IEEE 802.1 TSN standards define new functions for 802-based LANs such as traffic shaping, frame pre-emption, traffic scheduling, ingress policing, and seamless redundancy. When all parts of a network are running with the same sense of reference time, traffic can be coordinated based on a time-aware schedule, one method that allows for better control of latency for time-critical traffic. These new features provide a whole new layer of control for managing traffic over Ethernet, Cavalcanti said.

The charter of the IEEE 802.1 TSN Task Group is to provide deterministic services through IEEE 802 networks, i.e., guaranteed packet transport with bounded latency, low packet delay variation, and low packet loss. The TSN TG has been evolved from the former IEEE 802.1 Audio Video Bridging (AVB) TG. The TSN TG includes the former IEEE 802.1 Interworking TG. The original work on AVB was done as part of the “Residential Ethernet Study Group” of IEEE 802.3.

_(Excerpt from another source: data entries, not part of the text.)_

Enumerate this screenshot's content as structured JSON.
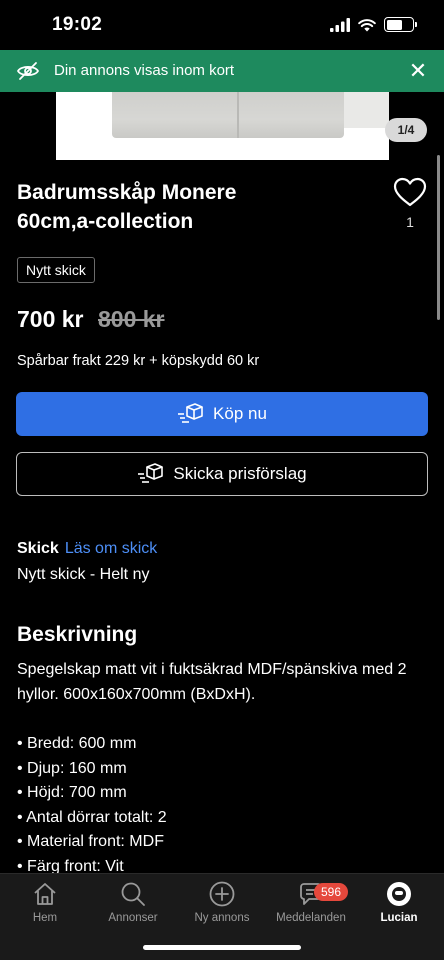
{
  "status": {
    "time": "19:02"
  },
  "banner": {
    "text": "Din annons visas inom kort"
  },
  "gallery": {
    "counter": "1/4"
  },
  "listing": {
    "title": "Badrumsskåp Monere 60cm,a-collection",
    "favorites_count": "1",
    "condition_badge": "Nytt skick",
    "price": "700 kr",
    "original_price": "800 kr",
    "shipping": "Spårbar frakt 229 kr + köpskydd 60 kr"
  },
  "actions": {
    "buy_label": "Köp nu",
    "offer_label": "Skicka prisförslag"
  },
  "condition": {
    "label": "Skick",
    "link": "Läs om skick",
    "value": "Nytt skick - Helt ny"
  },
  "description": {
    "heading": "Beskrivning",
    "text": "Spegelskap matt vit i fuktsäkrad MDF/spänskiva med 2 hyllor. 600x160x700mm (BxDxH).",
    "bullets": [
      "Bredd: 600 mm",
      "Djup: 160 mm",
      "Höjd: 700 mm",
      "Antal dörrar totalt: 2",
      "Material front: MDF",
      "Färg front: Vit"
    ]
  },
  "tabbar": {
    "tabs": [
      {
        "label": "Hem",
        "icon": "home-icon"
      },
      {
        "label": "Annonser",
        "icon": "search-icon"
      },
      {
        "label": "Ny annons",
        "icon": "plus-circle-icon"
      },
      {
        "label": "Meddelanden",
        "icon": "chat-icon",
        "badge": "596"
      },
      {
        "label": "Lucian",
        "icon": "profile-icon"
      }
    ]
  },
  "colors": {
    "banner": "#1e8a5e",
    "primary_button": "#2f6fe4",
    "link": "#4d8ff7",
    "badge": "#e5483c"
  }
}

Base standards for TSN:

The TSN standards can be applied in many verticals. Some of them are listed in the application of TSN page.

According to Cavalcanti, the IEEE 802.1 TSN standards have seen a lot of growth in the past three to five years, particularly in the industrial market. TSN is a networking layer that leverages under-laying data communication technologies (such as Ethernet, 802.11/Wi-Fi and eventually 5G). As such, TSN can be seen as a unifying layer operating across and potentially integrating heterogeneous connectivity technologies. The role of TSN is to ensure the end-to-end data delivery with determinism, Cavalcanti said. “Each of the individual connectivity technologies may implement its own features to help achieve TSN goals, but TSN has a broader scope than any particular connectivity technology.”

Wireless communications using TSN not only enable mobility, they are flexible and reduce wiring costs. “TSN capabilities over wireless, for instance, can enable manufacturers to easily reconfigure industrial automation and control systems as well as enable optimized routing and utilization of mobile robots and automatic guided vehicles,” Cavalcanti added. Industrial automation system and mobile robots are important use cases because wireless is fundamental for mobility, flexibility and reconfigurability of tasks and routes.

“Electrical power grid systems are another interesting use-case for wireless TSN, as these systems have varied coverage areas which may vary from local (e.g. substation) to wide areas (distribution and transmission). Industrial control systems could also benefit from wireless connectivity, but they will require the highest level of determinism and reliability and rely exclusively on time-aware (IEEE 802.1Qbv) scheduling over wireless links,” Cavalcanti said.

The push for combining wireless and Ethernet TSN comes from the Avnu Alliance which says its members include more than 95% of the Ethernet silicon suppliers as well as automotive industry and audio-visual vendors.  Its affiliates include Cisco, Intel, Bose, Bosch, and Extreme. The Avnu Alliance defines requirements for interoperability and is the certification authority – grants certification for interoperable products – for TSN.

The Wireless TSN working group within Avnu Alliance states that “it is important to start early discussions and alignment on topics such as consistent TSN interfaces for wired and wireless technologies, interoperability testing, and certification efforts.”

The Alliance does not do the actual physical testing of products; this is handled by a network of registered test facilities. For example, the University of New Hampshire InterOperability Laboratory is one registered test facility.



Time-Sensitive Networking (TSN) Task Group

Ethernet Alliance to focus on SPE in OT networks for building and industrial automation